Exercise prompt: Please retype all of the following entries exactly.
** Opening Supplied material block **
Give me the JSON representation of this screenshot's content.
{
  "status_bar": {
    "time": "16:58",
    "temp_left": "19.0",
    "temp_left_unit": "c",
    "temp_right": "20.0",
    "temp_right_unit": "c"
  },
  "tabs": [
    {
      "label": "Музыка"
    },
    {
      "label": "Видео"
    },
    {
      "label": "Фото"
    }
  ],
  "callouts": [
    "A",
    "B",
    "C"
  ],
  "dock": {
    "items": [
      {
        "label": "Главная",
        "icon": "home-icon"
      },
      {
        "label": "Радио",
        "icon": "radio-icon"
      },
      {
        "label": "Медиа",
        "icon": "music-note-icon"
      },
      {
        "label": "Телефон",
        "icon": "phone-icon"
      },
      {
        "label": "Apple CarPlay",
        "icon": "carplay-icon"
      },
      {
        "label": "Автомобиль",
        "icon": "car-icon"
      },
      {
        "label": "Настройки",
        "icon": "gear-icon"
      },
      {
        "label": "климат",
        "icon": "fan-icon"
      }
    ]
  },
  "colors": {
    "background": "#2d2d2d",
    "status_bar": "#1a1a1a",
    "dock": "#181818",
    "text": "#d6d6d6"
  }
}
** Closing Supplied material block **
Solved problem:
Give me the JSON representation of this screenshot's content.
{
  "status_bar": {
    "time": "16:58",
    "temp_left": "19.0",
    "temp_left_unit": "c",
    "temp_right": "20.0",
    "temp_right_unit": "c"
  },
  "tabs": [
    {
      "label": "Музыка"
    },
    {
      "label": "Видео"
    },
    {
      "label": "Фото"
    }
  ],
  "callouts": [
    "A",
    "B",
    "C"
  ],
  "dock": {
    "items": [
      {
        "label": "Главная",
        "icon": "home-icon"
      },
      {
        "label": "Радио",
        "icon": "radio-icon"
      },
      {
        "label": "Медиа",
        "icon": "music-note-icon"
      },
      {
        "label": "Телефон",
        "icon": "phone-icon"
      },
      {
        "label": "Apple CarPlay",
        "icon": "carplay-icon"
      },
      {
        "label": "Автомобиль",
        "icon": "car-icon"
      },
      {
        "label": "Настройки",
        "icon": "gear-icon"
      },
      {
        "label": "климат",
        "icon": "fan-icon"
      }
    ]
  },
  "colors": {
    "background": "#2d2d2d",
    "status_bar": "#1a1a1a",
    "dock": "#181818",
    "text": "#d6d6d6"
  }
}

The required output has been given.